START Given entries

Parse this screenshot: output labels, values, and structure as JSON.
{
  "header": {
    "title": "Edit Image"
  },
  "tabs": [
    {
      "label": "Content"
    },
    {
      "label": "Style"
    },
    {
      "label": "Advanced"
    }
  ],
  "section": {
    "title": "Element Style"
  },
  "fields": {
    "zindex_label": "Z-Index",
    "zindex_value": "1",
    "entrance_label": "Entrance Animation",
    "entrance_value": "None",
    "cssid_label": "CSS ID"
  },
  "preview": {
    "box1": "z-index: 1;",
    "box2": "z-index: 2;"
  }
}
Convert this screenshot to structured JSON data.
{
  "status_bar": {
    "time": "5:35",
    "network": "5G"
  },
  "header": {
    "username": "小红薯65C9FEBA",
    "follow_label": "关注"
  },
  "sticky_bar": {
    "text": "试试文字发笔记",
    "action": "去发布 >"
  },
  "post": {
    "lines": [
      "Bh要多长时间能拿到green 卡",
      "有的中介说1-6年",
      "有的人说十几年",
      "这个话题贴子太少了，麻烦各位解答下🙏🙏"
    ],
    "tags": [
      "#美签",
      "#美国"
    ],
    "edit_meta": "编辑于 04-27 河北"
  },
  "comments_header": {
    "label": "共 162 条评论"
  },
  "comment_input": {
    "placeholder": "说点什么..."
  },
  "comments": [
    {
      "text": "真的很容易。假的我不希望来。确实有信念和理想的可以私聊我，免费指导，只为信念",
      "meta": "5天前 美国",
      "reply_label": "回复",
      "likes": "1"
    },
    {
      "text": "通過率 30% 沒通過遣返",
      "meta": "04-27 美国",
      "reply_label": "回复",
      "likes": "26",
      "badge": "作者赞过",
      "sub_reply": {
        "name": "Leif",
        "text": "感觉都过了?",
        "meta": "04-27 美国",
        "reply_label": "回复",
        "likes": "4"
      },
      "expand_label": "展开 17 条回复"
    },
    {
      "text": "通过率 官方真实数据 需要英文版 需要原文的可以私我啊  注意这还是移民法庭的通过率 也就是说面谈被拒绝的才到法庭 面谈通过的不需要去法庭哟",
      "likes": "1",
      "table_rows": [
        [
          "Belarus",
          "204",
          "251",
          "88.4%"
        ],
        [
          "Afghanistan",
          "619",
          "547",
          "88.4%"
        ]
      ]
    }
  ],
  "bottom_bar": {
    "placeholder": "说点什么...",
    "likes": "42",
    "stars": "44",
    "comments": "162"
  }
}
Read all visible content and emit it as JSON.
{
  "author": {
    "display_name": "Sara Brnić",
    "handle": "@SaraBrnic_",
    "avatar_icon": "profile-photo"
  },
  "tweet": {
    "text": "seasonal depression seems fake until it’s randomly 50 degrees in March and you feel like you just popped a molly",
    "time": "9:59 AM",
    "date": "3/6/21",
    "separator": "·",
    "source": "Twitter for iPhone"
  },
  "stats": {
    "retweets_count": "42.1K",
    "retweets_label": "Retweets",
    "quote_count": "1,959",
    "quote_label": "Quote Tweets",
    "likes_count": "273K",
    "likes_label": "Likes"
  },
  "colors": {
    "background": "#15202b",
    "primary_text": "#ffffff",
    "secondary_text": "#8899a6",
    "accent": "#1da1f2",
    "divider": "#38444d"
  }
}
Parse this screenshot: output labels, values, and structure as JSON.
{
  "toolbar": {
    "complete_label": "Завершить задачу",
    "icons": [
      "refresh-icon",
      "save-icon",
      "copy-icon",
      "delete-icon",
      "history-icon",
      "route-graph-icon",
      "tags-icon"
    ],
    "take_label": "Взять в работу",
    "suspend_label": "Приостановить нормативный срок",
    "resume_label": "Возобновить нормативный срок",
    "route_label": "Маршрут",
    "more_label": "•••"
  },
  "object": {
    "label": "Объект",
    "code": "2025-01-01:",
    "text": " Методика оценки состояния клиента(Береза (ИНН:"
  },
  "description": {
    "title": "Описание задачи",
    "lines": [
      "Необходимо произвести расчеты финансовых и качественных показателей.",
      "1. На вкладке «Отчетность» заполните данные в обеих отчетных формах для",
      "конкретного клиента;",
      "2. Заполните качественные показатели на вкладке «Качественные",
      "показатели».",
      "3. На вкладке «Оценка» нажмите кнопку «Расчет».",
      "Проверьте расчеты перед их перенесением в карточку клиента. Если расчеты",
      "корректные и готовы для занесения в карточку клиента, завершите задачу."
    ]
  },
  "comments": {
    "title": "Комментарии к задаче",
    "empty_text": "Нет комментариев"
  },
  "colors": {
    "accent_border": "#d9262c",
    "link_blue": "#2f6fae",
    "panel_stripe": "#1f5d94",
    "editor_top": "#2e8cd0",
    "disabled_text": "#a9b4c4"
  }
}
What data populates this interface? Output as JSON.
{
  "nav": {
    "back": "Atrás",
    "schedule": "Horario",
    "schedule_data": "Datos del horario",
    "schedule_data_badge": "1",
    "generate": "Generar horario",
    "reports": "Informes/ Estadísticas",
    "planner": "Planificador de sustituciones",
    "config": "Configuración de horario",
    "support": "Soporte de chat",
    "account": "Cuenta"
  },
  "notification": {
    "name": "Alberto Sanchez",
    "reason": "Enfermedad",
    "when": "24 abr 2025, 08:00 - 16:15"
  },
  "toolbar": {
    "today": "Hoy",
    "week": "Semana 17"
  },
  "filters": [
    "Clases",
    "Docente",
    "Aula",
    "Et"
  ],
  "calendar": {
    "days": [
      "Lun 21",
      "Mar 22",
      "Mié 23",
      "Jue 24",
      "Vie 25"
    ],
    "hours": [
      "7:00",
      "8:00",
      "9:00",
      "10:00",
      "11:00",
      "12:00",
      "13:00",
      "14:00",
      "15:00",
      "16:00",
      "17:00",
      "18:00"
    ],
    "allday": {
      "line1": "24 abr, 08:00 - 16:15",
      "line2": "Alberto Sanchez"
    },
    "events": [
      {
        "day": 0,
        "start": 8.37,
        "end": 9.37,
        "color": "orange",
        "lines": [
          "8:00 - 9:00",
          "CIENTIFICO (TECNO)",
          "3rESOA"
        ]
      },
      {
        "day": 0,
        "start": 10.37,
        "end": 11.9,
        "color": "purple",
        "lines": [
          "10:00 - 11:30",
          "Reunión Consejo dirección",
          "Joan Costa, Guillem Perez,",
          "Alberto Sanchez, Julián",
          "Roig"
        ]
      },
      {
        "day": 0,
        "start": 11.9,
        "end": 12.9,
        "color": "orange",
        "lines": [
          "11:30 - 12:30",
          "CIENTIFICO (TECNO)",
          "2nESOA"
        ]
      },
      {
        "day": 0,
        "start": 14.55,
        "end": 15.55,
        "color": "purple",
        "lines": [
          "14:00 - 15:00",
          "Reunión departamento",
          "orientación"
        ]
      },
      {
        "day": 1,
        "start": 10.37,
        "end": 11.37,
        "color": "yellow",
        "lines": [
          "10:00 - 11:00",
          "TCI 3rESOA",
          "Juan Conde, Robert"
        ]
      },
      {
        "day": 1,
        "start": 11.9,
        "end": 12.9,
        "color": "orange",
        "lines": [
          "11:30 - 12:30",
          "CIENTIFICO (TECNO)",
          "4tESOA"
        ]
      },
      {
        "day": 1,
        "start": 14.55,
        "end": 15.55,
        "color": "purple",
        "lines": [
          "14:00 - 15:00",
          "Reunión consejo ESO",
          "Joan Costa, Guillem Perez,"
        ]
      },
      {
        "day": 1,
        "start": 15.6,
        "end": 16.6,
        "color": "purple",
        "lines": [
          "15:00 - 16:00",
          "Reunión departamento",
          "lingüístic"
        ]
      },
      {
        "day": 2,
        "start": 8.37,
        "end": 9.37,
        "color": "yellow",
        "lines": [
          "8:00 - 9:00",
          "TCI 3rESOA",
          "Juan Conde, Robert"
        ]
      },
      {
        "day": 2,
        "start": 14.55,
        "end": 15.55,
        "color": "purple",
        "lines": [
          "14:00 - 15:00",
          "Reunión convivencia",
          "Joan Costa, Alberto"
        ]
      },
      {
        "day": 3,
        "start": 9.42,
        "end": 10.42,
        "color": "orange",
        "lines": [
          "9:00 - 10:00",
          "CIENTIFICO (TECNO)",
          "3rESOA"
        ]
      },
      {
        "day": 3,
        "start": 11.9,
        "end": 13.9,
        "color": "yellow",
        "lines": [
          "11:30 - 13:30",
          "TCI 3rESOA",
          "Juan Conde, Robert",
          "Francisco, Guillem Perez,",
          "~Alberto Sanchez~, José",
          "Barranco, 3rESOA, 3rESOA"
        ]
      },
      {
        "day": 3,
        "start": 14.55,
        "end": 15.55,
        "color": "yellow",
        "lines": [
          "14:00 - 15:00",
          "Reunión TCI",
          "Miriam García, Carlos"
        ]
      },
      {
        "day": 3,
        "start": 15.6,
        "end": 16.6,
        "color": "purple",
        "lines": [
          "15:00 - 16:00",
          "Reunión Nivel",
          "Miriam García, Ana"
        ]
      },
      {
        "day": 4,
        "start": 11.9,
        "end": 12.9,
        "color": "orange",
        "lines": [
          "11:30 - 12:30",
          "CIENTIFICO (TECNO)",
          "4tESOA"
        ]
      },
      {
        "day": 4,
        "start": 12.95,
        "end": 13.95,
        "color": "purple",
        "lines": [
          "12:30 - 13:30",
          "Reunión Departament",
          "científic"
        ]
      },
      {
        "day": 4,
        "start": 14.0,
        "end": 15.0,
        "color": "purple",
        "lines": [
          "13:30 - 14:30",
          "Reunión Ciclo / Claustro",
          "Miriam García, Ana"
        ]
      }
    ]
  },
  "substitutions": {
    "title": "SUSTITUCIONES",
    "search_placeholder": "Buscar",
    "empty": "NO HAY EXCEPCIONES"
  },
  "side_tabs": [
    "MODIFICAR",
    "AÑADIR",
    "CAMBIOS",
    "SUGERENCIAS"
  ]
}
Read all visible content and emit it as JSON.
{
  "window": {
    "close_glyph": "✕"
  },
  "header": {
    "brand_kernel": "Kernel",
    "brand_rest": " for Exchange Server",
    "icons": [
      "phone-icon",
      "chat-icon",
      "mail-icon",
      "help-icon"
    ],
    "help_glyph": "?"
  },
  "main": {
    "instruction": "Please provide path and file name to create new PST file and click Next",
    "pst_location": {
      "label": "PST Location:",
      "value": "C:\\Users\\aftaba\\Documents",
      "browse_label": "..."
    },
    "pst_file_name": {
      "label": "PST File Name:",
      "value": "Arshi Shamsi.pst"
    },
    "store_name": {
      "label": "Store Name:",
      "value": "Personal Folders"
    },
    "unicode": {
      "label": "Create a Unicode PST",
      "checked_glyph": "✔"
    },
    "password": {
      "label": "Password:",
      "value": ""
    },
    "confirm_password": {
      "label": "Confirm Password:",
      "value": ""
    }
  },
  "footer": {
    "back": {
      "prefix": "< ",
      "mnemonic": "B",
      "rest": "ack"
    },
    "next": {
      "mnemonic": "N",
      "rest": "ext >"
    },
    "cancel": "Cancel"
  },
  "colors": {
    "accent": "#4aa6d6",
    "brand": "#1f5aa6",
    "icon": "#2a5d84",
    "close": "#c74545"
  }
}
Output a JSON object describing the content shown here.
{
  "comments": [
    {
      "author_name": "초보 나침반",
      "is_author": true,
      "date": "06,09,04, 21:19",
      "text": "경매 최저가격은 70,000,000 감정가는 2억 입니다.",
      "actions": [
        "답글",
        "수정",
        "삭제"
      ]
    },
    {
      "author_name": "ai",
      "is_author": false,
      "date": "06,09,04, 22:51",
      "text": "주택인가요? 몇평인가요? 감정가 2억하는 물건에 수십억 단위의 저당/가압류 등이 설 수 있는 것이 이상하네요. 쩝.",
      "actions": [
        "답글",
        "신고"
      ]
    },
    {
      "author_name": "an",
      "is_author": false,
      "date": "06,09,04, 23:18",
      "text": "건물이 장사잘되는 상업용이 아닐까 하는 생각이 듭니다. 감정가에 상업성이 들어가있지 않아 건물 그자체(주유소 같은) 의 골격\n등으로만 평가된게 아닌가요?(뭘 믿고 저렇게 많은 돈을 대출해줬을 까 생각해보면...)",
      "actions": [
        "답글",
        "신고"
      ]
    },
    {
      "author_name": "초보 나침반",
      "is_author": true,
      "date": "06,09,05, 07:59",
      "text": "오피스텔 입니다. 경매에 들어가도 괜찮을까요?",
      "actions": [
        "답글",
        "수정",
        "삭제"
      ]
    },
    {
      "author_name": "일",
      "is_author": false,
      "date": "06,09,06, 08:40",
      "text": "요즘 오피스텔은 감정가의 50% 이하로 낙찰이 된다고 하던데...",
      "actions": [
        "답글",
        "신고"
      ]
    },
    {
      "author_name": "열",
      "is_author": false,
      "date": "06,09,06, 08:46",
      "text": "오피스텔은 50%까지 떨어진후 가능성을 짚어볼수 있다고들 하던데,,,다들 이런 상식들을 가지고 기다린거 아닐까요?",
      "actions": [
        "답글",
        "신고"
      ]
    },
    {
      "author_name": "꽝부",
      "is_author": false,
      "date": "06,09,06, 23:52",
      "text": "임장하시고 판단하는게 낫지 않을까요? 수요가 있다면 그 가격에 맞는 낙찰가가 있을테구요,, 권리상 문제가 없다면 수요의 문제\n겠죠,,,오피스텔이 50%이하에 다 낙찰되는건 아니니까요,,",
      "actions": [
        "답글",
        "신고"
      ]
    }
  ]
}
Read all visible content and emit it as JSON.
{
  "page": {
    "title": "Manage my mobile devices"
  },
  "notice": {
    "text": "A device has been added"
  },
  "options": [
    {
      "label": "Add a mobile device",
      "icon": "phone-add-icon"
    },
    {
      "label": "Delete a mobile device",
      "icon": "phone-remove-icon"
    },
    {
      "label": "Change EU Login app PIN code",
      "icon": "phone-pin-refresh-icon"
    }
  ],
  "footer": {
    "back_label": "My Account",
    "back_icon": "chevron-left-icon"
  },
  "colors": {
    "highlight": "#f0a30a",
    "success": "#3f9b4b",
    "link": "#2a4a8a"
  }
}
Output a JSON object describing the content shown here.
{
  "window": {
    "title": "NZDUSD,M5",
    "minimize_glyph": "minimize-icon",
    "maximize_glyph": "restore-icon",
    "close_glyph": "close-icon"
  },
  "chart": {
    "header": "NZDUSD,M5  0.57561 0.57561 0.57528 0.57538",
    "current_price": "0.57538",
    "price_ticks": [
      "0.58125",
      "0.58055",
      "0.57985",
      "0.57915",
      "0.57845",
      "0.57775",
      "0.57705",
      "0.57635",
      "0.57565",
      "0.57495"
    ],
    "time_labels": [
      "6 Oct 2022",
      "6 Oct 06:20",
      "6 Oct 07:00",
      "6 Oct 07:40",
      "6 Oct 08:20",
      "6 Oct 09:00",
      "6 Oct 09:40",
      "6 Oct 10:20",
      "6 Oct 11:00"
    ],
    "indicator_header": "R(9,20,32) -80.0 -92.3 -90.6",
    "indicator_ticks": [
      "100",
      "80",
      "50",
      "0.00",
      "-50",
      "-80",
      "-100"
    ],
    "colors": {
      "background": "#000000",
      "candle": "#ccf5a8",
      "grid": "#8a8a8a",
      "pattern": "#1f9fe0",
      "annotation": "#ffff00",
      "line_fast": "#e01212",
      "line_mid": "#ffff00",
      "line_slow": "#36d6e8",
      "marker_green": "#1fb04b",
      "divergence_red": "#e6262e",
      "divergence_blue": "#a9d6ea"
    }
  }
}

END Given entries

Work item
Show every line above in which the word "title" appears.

Answer for the task
    "title": "Edit Image"
    "title": "Element Style"
    "title": "Описание задачи",
    "title": "Комментарии к задаче",
    "title": "SUSTITUCIONES",
    "title": "Manage my mobile devices"
    "title": "NZDUSD,M5",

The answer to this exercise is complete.